▶ [ASSIGNMENT]:
Please report every line of the listing below that has the word "Institutionen" in it.

*** DATA SUPPLIED ***

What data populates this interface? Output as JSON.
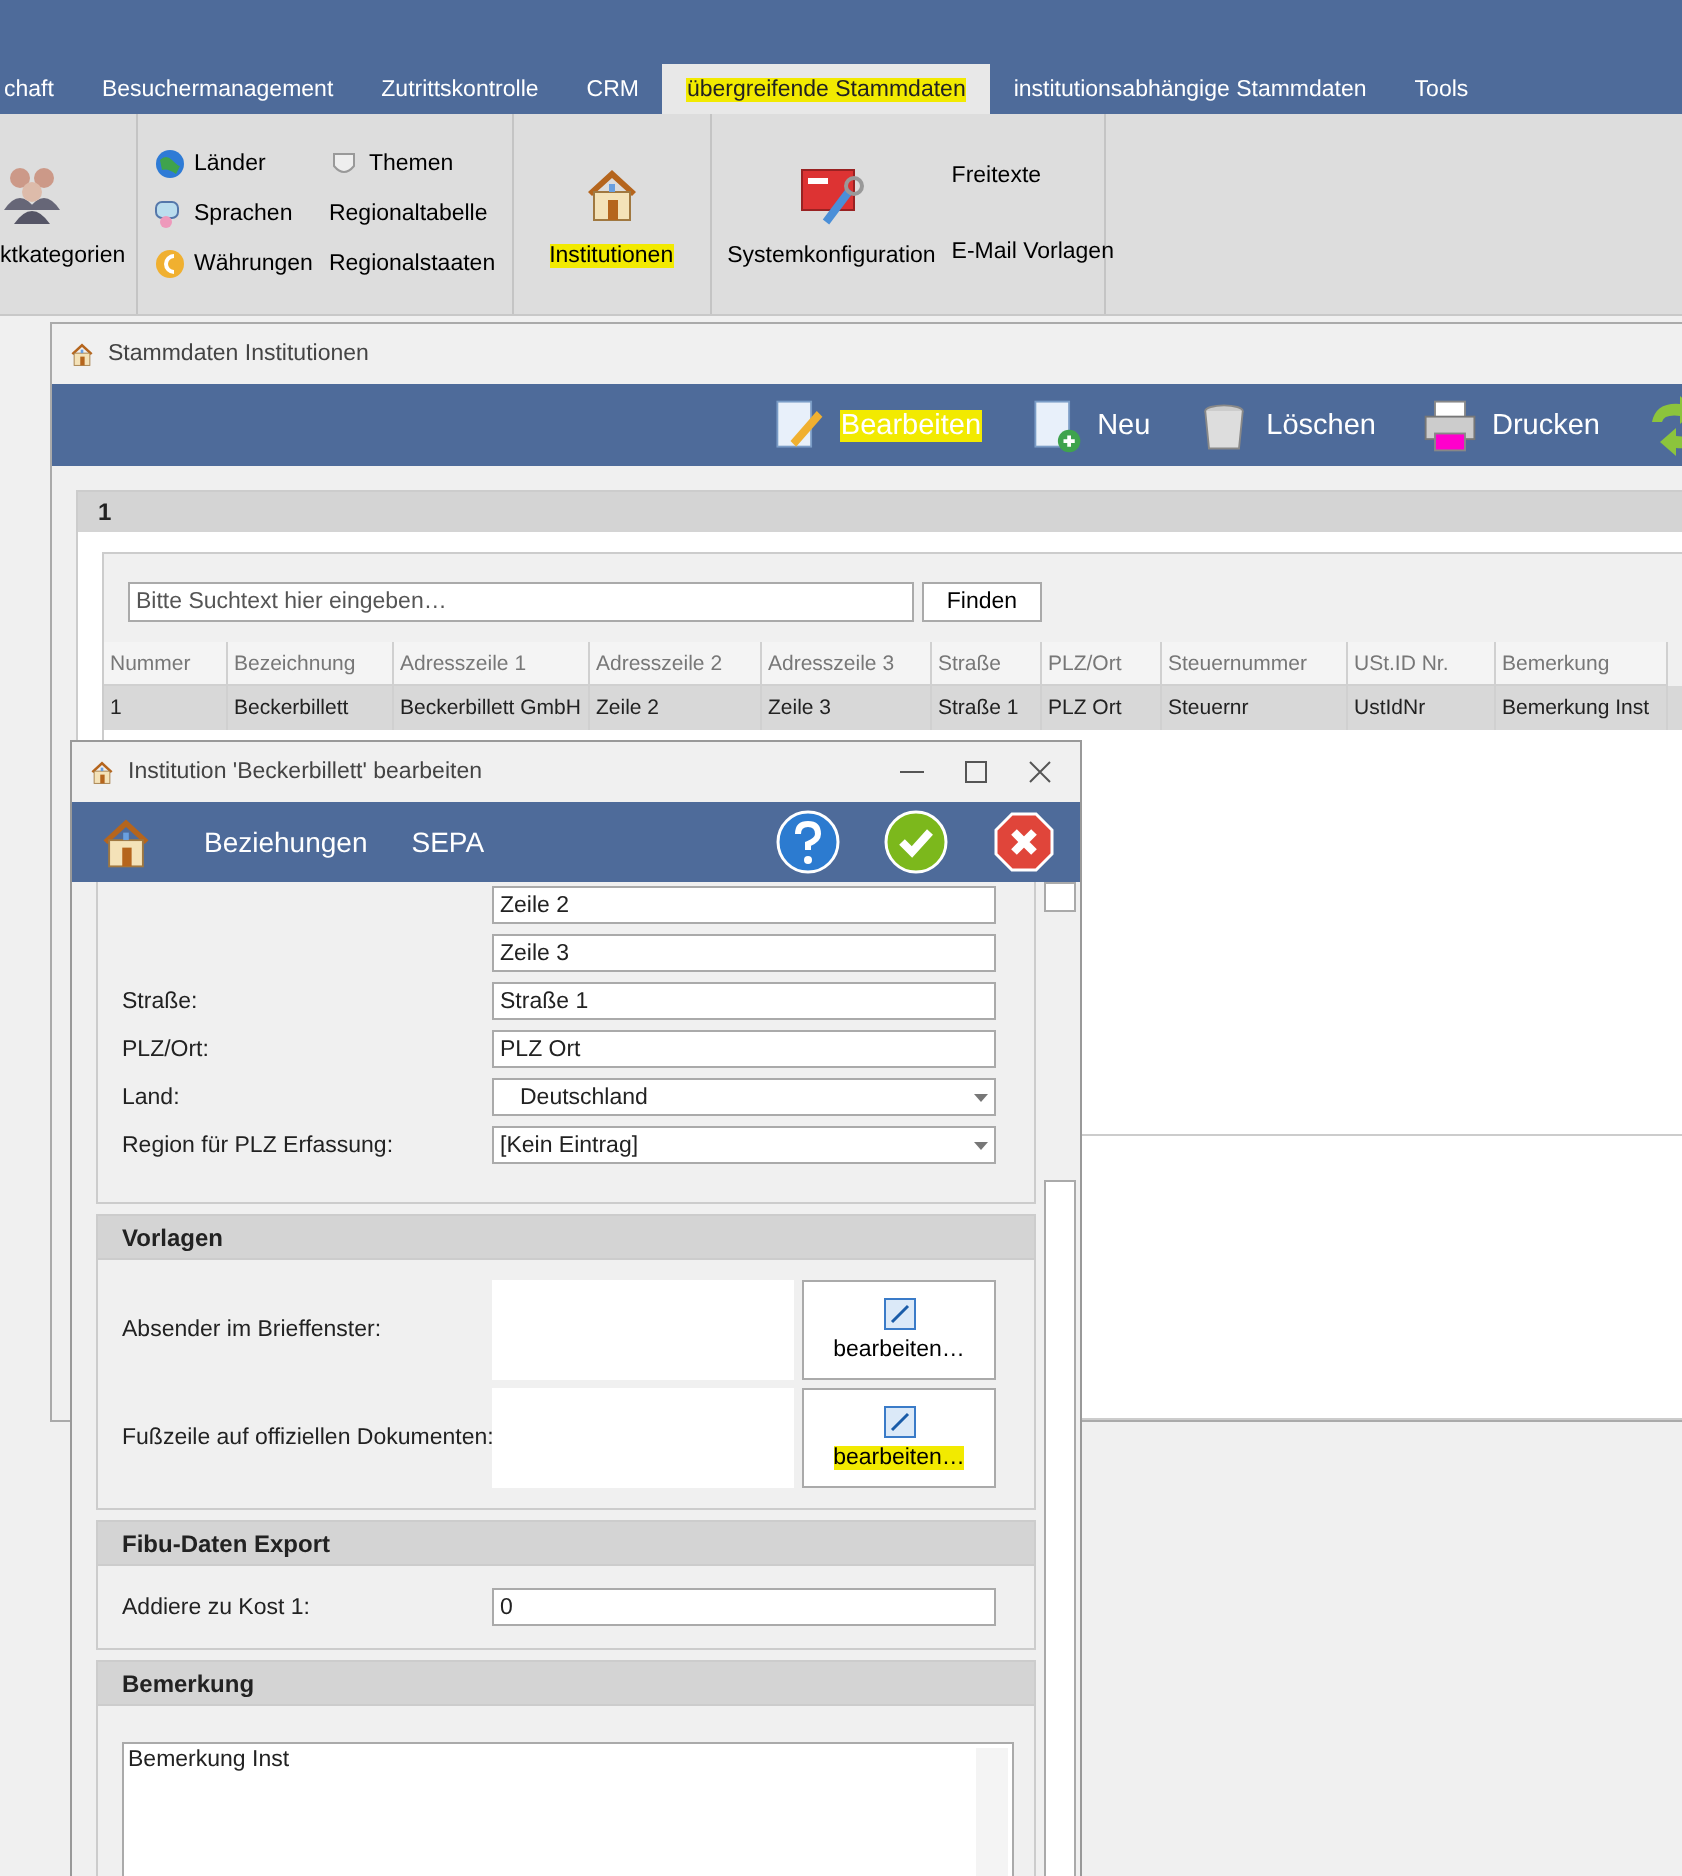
{
  "tabs": [
    {
      "label": "chaft",
      "selected": false,
      "highlighted": false
    },
    {
      "label": "Besuchermanagement",
      "selected": false,
      "highlighted": false
    },
    {
      "label": "Zutrittskontrolle",
      "selected": false,
      "highlighted": false
    },
    {
      "label": "CRM",
      "selected": false,
      "highlighted": false
    },
    {
      "label": "übergreifende Stammdaten",
      "selected": true,
      "highlighted": true
    },
    {
      "label": "institutionsabhängige Stammdaten",
      "selected": false,
      "highlighted": false
    },
    {
      "label": "Tools",
      "selected": false,
      "highlighted": false
    }
  ],
  "ribbon": {
    "groups": [
      {
        "items": [
          {
            "kind": "large",
            "label": "ktkategorien",
            "highlighted": false
          }
        ]
      },
      {
        "items": [
          {
            "kind": "small",
            "label": "Länder",
            "highlighted": false
          },
          {
            "kind": "small",
            "label": "Sprachen",
            "highlighted": false
          },
          {
            "kind": "small",
            "label": "Währungen",
            "highlighted": false
          },
          {
            "kind": "small",
            "label": "Themen",
            "highlighted": false
          },
          {
            "kind": "small",
            "label": "Regionaltabelle",
            "highlighted": false
          },
          {
            "kind": "small",
            "label": "Regionalstaaten",
            "highlighted": false
          }
        ]
      },
      {
        "items": [
          {
            "kind": "large",
            "label": "Institutionen",
            "highlighted": true
          }
        ]
      },
      {
        "items": [
          {
            "kind": "large",
            "label": "Systemkonfiguration",
            "highlighted": false
          },
          {
            "kind": "small",
            "label": "Freitexte",
            "highlighted": false
          },
          {
            "kind": "small",
            "label": "E-Mail Vorlagen",
            "highlighted": false
          }
        ]
      }
    ]
  },
  "main_window": {
    "title": "Stammdaten Institutionen",
    "toolbar": [
      {
        "label": "Bearbeiten",
        "highlighted": true
      },
      {
        "label": "Neu",
        "highlighted": false
      },
      {
        "label": "Löschen",
        "highlighted": false
      },
      {
        "label": "Drucken",
        "highlighted": false
      }
    ],
    "panel_title": "1",
    "search": {
      "placeholder": "Bitte Suchtext hier eingeben…",
      "button": "Finden"
    },
    "table": {
      "columns": [
        "Nummer",
        "Bezeichnung",
        "Adresszeile 1",
        "Adresszeile 2",
        "Adresszeile 3",
        "Straße",
        "PLZ/Ort",
        "Steuernummer",
        "USt.ID Nr.",
        "Bemerkung"
      ],
      "rows": [
        {
          "selected": true,
          "cells": [
            "1",
            "Beckerbillett",
            "Beckerbillett GmbH",
            "Zeile 2",
            "Zeile 3",
            "Straße 1",
            "PLZ Ort",
            "Steuernr",
            "UstIdNr",
            "Bemerkung Inst"
          ]
        }
      ]
    }
  },
  "dialog": {
    "title": "Institution 'Beckerbillett' bearbeiten",
    "tabs": [
      "Beziehungen",
      "SEPA"
    ],
    "sections": [
      {
        "fields": [
          {
            "kind": "text",
            "value": "Zeile 2"
          },
          {
            "kind": "text",
            "value": "Zeile 3"
          },
          {
            "kind": "text",
            "label": "Straße:",
            "value": "Straße 1"
          },
          {
            "kind": "text",
            "label": "PLZ/Ort:",
            "value": "PLZ Ort"
          },
          {
            "kind": "select",
            "label": "Land:",
            "value": "Deutschland"
          },
          {
            "kind": "select",
            "label": "Region für PLZ Erfassung:",
            "value": "[Kein Eintrag]"
          }
        ]
      },
      {
        "title": "Vorlagen",
        "fields": [
          {
            "kind": "template",
            "label": "Absender im Brieffenster:",
            "button": "bearbeiten…",
            "highlighted": false
          },
          {
            "kind": "template",
            "label": "Fußzeile auf offiziellen Dokumenten:",
            "button": "bearbeiten…",
            "highlighted": true
          }
        ]
      },
      {
        "title": "Fibu-Daten Export",
        "fields": [
          {
            "kind": "text",
            "label": "Addiere zu Kost 1:",
            "value": "0"
          }
        ]
      },
      {
        "title": "Bemerkung",
        "fields": [
          {
            "kind": "textarea",
            "value": "Bemerkung Inst"
          }
        ]
      }
    ]
  }
}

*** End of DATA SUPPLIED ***

▶ [RESULT OF THE EXERCISE]:
            "label": "Institutionen",
    "title": "Stammdaten Institutionen",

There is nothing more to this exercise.